The World Wide Web turns 25 years old next year. In that time, it’s gone from a glimmer in the eye of Tim Berners-Lee, at the time a researcher in Switzerland, to a platform enabling us to organize, create, learn, research, collaborate, speak, listen and read at virtually no cost.

The Web has enabled global communication on a spectacular new scale. Meanwhile, thanks to the open Web and the open Internet on which it rides, economies have changed. Politics have changed. Social-justice advocacy has changed. Pictures of kittens … are everywhere.

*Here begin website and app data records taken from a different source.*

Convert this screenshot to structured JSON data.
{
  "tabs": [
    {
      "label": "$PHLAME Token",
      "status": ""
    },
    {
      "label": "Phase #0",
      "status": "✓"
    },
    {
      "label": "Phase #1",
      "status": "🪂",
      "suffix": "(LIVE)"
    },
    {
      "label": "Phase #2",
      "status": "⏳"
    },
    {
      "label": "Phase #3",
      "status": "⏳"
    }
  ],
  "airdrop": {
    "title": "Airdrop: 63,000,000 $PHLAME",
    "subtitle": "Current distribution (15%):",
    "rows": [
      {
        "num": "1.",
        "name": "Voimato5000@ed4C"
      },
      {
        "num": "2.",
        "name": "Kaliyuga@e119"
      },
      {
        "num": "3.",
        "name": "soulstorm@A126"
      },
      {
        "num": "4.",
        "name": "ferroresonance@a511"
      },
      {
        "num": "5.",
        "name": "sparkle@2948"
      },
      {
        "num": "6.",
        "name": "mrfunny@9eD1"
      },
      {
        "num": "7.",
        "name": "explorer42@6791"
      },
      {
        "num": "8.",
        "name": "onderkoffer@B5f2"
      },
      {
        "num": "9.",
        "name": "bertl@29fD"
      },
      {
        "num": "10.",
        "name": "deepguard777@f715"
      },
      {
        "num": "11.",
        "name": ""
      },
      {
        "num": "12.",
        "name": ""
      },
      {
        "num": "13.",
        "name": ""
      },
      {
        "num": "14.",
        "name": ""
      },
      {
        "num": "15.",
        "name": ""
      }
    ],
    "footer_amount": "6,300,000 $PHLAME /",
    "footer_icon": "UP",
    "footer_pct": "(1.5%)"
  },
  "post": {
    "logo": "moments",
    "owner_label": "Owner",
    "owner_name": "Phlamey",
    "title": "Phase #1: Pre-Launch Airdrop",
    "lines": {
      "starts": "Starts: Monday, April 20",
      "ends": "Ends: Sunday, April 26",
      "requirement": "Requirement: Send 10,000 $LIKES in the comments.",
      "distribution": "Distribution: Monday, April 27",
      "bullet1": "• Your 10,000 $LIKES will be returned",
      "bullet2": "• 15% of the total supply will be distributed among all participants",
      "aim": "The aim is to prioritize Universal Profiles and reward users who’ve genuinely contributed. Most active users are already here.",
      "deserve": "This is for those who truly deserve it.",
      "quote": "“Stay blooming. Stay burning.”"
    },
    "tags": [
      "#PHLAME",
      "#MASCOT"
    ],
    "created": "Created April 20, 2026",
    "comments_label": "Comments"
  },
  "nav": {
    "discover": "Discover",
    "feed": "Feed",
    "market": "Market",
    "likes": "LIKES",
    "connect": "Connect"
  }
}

Despite all of this, the open Internet — and in turn, the open Web — is under threat like never before. Here in the U.S. and around the world, Internet service providers speak of silencing free speech online, and overreaching surveillance programs are undercutting the Internet’s security and decimating our personal privacy.

Meanwhile, the majority of people on planet Earth still do not have access to the Internet at all. No Skype, no Facebook, no Web. Period. For millions of others, broadband access is too expensive, too slow, or both. And many of those who do have broadband live in countries where the mere act of speaking out against your government online can land you in jail — or worse.

Documents ranging from the U.S. Constitution to the Universal Declaration of Human Rights all note that the ability to communicate free of censorship or surveillance is a basic human right. Today we can’t protect this right without protecting the open Web and the open Internet.

It’s in this spirit that Free Press and Berners-Lee’s World Wide Web Foundation have formed the Web We Want, a campaign to support global, national and regional efforts to make the Web universal, free and open. Our goal: creating a world where everyone, everywhere is free to collaborate and create without fear of censorship or persecution.

The Web We Want campaign is comprised of more than a dozen digital rights organizations from around the world. We just took our first step in public via a small grants program that will support local and global advocacy and campaigning efforts to make the Web free, open and accessible to all.

Check out our small grants page to learn more about the program and to apply for a small grant. And stay with us as we continue to celebrate the free, open and universal Web.

People + Policy

= Positive Change for the Public Good

people + policy = Positive Change for the Public Good